There's a lot more to Arthur Conan Doyle than the Sherlock Holmes stories. The character of Challenger, unlike Holmes, is an excitable and passionateThere's a lot more to Arthur Conan Doyle than the Sherlock Holmes stories. The character of Challenger, unlike Holmes, is an excitable and passionate character, given to outburst of temper. The best-known Challenger story (there were five all told) was "The Lost World," but the other four are equally entertaining. Doyle seems to be stepping into Jules Verne territory here with these tales of disintegration machines and poisonous space gases. This ones for ACD fans and those (like myself) addicted to the sorts of fantastic and romantic tales featured in Victorian magazines such as The Strand. ...more
E.W. Hornung was Arthur Conan Doyle's brother-in-law, and although he is not nearly as well known as that luminary, he was quite popular in late VictoE.W. Hornung was Arthur Conan Doyle's brother-in-law, and although he is not nearly as well known as that luminary, he was quite popular in late Victorian and Edwardian times.

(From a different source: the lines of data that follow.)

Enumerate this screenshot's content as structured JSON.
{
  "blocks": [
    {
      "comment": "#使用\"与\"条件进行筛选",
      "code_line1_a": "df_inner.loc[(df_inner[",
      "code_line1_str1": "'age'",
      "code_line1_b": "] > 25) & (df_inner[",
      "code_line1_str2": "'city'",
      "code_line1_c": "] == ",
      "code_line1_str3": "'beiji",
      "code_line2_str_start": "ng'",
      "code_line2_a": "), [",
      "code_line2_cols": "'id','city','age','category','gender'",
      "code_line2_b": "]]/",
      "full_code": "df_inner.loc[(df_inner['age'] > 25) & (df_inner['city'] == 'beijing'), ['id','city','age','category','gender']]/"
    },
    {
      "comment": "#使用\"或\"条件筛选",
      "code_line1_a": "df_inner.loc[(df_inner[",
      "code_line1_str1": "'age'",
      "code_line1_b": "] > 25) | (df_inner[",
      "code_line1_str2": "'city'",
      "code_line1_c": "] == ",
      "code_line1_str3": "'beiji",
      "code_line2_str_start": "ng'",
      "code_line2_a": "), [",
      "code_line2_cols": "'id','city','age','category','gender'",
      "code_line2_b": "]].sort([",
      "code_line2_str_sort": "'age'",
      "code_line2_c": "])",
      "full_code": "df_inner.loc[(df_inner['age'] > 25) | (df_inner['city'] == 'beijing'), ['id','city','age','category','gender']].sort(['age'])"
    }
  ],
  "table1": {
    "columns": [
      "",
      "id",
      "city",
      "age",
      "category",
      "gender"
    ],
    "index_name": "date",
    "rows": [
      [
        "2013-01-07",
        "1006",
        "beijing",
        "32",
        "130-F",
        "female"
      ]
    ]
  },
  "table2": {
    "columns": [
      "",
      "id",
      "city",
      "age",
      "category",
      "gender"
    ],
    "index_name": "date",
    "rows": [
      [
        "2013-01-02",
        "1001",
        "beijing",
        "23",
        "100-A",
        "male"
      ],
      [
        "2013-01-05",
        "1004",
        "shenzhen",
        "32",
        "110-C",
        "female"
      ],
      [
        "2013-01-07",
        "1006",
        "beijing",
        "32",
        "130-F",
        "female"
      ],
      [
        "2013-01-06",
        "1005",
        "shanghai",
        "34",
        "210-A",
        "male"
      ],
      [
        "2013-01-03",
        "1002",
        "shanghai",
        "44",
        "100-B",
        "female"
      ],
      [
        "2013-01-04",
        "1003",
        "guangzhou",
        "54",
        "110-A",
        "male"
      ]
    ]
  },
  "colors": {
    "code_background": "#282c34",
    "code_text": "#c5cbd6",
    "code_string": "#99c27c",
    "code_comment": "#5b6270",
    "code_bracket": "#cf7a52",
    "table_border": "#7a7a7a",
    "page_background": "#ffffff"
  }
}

Raffles is his most successful book, a collection of tales of a gentleman thief. The title character is dashing and debonair, not to mention a first-class cricket player. (Think David Niven as the Pink Panther and you've got an idea.) He steals jewels from foppish rich folk and outwits the slow-on-the-uptake law at every turn. Thievery is, in short, a sport for him, but always an honorable one. There's the well-known ploy, too, of having a faithful sidekick. Rather than Watson, Raffles has a slightly dim-witted friend, Bunny, who finds himself in financial straits and, in turning to his friend, coincidentally ends up turning to a life of crime. These are dated tales, but they're great fun for enthusiasts of Victorian popular literature. ...more
Not as well known as H. Rider Haggard, Mundy wrote a similar sort of mythic colonial adventure tale, usually in set in his beloved India. At times itNot as well known as H. Rider Haggard, Mundy wrote a similar sort of mythic colonial adventure tale, usually in set in his beloved India. At times it was hard for me to tell where Mundy's belief in psychic/philosophical rigmarole stopped and the swashbuckling tale took over, but I definitely sensed a certain sincerity beneath the pulp adventure story. His tales are less fantastic than, say, Edgar Rice Burroughs' or Robert E. Howard's, but they're equally rich in setting. Here the story takes place in "forbidden" Tibet, and Mundy provides plenty of exotic local color. Of course, there's a sterling British hero and lots of malicious, skulking bad guys hot on his tail, not to mention a mesmerizing mythic woman reminiscent of "She" of Rider Haggard. Great stuff. ...more